--- START ---
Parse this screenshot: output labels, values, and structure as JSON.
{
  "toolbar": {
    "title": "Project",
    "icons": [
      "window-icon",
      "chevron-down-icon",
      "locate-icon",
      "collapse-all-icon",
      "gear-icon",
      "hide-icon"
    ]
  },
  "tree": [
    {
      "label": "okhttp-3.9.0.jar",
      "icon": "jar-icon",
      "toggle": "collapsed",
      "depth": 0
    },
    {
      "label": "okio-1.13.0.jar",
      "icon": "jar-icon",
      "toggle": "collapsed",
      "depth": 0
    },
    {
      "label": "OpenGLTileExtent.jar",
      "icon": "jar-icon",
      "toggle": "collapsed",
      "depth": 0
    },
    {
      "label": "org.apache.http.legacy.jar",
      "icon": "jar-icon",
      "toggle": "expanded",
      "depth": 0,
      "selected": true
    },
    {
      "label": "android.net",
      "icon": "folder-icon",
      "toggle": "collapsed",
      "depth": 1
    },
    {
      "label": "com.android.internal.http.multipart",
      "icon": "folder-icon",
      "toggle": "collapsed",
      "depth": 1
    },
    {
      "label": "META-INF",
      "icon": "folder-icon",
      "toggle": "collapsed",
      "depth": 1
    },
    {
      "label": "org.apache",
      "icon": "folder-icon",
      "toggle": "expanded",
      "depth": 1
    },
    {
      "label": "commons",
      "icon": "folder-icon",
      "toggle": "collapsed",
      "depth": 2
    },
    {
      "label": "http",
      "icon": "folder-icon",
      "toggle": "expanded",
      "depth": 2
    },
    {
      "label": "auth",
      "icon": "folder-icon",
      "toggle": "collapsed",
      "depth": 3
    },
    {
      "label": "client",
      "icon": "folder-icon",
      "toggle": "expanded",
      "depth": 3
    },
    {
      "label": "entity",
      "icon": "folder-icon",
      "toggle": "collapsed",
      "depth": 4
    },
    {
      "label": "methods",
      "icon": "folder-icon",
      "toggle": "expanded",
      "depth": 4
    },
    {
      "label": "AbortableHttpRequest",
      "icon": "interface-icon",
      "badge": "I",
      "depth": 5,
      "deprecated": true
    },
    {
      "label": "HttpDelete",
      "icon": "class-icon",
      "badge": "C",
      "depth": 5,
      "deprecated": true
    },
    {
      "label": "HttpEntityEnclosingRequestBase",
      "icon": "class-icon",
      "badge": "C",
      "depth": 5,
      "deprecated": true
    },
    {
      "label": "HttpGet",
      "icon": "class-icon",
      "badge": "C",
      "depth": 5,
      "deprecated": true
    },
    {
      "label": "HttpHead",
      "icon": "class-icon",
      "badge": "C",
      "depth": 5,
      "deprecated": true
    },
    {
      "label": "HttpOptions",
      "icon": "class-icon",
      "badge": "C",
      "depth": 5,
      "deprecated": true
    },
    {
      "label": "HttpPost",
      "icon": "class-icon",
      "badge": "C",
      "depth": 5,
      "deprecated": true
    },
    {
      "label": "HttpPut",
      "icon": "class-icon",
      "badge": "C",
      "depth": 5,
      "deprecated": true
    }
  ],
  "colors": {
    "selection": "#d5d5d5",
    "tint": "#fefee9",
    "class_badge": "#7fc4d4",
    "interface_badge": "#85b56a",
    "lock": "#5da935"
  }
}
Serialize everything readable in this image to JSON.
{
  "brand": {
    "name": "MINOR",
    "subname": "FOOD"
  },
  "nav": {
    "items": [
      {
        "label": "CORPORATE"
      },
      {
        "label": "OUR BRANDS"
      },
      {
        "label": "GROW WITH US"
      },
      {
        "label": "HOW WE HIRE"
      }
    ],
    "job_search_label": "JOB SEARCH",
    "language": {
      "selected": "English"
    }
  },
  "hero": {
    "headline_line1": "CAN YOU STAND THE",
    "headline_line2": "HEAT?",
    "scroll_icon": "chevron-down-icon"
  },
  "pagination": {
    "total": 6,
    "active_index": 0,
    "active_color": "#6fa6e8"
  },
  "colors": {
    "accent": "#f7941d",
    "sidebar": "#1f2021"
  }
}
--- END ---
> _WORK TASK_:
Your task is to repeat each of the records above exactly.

> _SOLUTION TO THIS PROBLEM_:
Parse this screenshot: output labels, values, and structure as JSON.
{
  "toolbar": {
    "title": "Project",
    "icons": [
      "window-icon",
      "chevron-down-icon",
      "locate-icon",
      "collapse-all-icon",
      "gear-icon",
      "hide-icon"
    ]
  },
  "tree": [
    {
      "label": "okhttp-3.9.0.jar",
      "icon": "jar-icon",
      "toggle": "collapsed",
      "depth": 0
    },
    {
      "label": "okio-1.13.0.jar",
      "icon": "jar-icon",
      "toggle": "collapsed",
      "depth": 0
    },
    {
      "label": "OpenGLTileExtent.jar",
      "icon": "jar-icon",
      "toggle": "collapsed",
      "depth": 0
    },
    {
      "label": "org.apache.http.legacy.jar",
      "icon": "jar-icon",
      "toggle": "expanded",
      "depth": 0,
      "selected": true
    },
    {
      "label": "android.net",
      "icon": "folder-icon",
      "toggle": "collapsed",
      "depth": 1
    },
    {
      "label": "com.android.internal.http.multipart",
      "icon": "folder-icon",
      "toggle": "collapsed",
      "depth": 1
    },
    {
      "label": "META-INF",
      "icon": "folder-icon",
      "toggle": "collapsed",
      "depth": 1
    },
    {
      "label": "org.apache",
      "icon": "folder-icon",
      "toggle": "expanded",
      "depth": 1
    },
    {
      "label": "commons",
      "icon": "folder-icon",
      "toggle": "collapsed",
      "depth": 2
    },
    {
      "label": "http",
      "icon": "folder-icon",
      "toggle": "expanded",
      "depth": 2
    },
    {
      "label": "auth",
      "icon": "folder-icon",
      "toggle": "collapsed",
      "depth": 3
    },
    {
      "label": "client",
      "icon": "folder-icon",
      "toggle": "expanded",
      "depth": 3
    },
    {
      "label": "entity",
      "icon": "folder-icon",
      "toggle": "collapsed",
      "depth": 4
    },
    {
      "label": "methods",
      "icon": "folder-icon",
      "toggle": "expanded",
      "depth": 4
    },
    {
      "label": "AbortableHttpRequest",
      "icon": "interface-icon",
      "badge": "I",
      "depth": 5,
      "deprecated": true
    },
    {
      "label": "HttpDelete",
      "icon": "class-icon",
      "badge": "C",
      "depth": 5,
      "deprecated": true
    },
    {
      "label": "HttpEntityEnclosingRequestBase",
      "icon": "class-icon",
      "badge": "C",
      "depth": 5,
      "deprecated": true
    },
    {
      "label": "HttpGet",
      "icon": "class-icon",
      "badge": "C",
      "depth": 5,
      "deprecated": true
    },
    {
      "label": "HttpHead",
      "icon": "class-icon",
      "badge": "C",
      "depth": 5,
      "deprecated": true
    },
    {
      "label": "HttpOptions",
      "icon": "class-icon",
      "badge": "C",
      "depth": 5,
      "deprecated": true
    },
    {
      "label": "HttpPost",
      "icon": "class-icon",
      "badge": "C",
      "depth": 5,
      "deprecated": true
    },
    {
      "label": "HttpPut",
      "icon": "class-icon",
      "badge": "C",
      "depth": 5,
      "deprecated": true
    }
  ],
  "colors": {
    "selection": "#d5d5d5",
    "tint": "#fefee9",
    "class_badge": "#7fc4d4",
    "interface_badge": "#85b56a",
    "lock": "#5da935"
  }
}
Serialize everything readable in this image to JSON.
{
  "brand": {
    "name": "MINOR",
    "subname": "FOOD"
  },
  "nav": {
    "items": [
      {
        "label": "CORPORATE"
      },
      {
        "label": "OUR BRANDS"
      },
      {
        "label": "GROW WITH US"
      },
      {
        "label": "HOW WE HIRE"
      }
    ],
    "job_search_label": "JOB SEARCH",
    "language": {
      "selected": "English"
    }
  },
  "hero": {
    "headline_line1": "CAN YOU STAND THE",
    "headline_line2": "HEAT?",
    "scroll_icon": "chevron-down-icon"
  },
  "pagination": {
    "total": 6,
    "active_index": 0,
    "active_color": "#6fa6e8"
  },
  "colors": {
    "accent": "#f7941d",
    "sidebar": "#1f2021"
  }
}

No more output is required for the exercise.